  1. At this point, you might have some questions.
  2. You might be wondering if git pull is the same as fetching and then merging.
  3. Why haven't our previous pulls generated merge commits like this one did?
  4. It's a fair question.
  5. The answer is fast-forward merges.
  6. This kind of merge occurs when you merge two commits,
  7. where one is ancestor of the other.
  8. That is, where one commit is reachable by the other.
  9. If all merges happened the way we've been showing you so
  10. far, if you took b and tried to merge it into a, then you would end up
  11. with a merge commit that had both commits as a parent, and you would move a.

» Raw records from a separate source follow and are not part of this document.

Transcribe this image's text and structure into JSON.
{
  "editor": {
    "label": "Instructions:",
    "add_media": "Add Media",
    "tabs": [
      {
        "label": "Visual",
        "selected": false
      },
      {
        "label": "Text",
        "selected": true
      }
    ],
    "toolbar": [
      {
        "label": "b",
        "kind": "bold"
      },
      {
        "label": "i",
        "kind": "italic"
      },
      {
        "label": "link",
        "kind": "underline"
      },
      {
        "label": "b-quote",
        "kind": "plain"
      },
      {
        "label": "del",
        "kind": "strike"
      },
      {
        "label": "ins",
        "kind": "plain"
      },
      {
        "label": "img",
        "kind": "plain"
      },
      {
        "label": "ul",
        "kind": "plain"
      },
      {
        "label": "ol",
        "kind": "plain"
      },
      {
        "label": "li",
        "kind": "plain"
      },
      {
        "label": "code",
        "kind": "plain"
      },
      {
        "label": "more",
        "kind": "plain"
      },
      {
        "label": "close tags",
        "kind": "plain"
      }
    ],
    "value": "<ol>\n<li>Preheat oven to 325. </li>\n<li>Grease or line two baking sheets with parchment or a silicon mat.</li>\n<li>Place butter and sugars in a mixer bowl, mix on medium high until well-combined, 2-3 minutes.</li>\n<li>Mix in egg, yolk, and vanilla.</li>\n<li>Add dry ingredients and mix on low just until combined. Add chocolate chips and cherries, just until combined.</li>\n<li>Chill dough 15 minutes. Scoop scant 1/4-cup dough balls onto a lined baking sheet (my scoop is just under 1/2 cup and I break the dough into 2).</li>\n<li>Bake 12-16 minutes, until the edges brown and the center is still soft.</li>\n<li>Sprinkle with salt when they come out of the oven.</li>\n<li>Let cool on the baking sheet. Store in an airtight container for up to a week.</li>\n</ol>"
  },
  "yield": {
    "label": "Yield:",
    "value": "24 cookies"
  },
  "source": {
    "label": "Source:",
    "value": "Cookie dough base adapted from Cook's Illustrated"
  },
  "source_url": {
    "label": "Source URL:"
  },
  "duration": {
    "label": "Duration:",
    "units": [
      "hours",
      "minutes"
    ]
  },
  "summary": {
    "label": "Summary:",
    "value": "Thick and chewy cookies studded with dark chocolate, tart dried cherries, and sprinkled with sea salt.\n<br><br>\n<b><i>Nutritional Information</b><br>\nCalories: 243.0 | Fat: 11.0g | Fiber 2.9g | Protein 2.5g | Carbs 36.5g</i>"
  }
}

  12. In the usual case, merge commits are generated to keep track of
  13. all the commits that played a part in getting to this new stage.
  14. But in this case, the commits that played those parts are this one and this one.
  15. And this commit already has all the information about this one's history.
  16. So there's not actual reason to add this extra one.
  17. So instead of adding a new commit,
  18. all we would do is update the label to point here instead.
  19. Hopefully, at this point the name fast-forward merge makes sense.
  20. We're taking a label from the history of a branch somewhere in its ancestry, and
  21. moving that label forward to the tip of the branch.
  22. Take a look at these commit histories.
  23. Check the box next to each diagram,
  24. where merging branch b into Branch a would result in a fast-forward merge.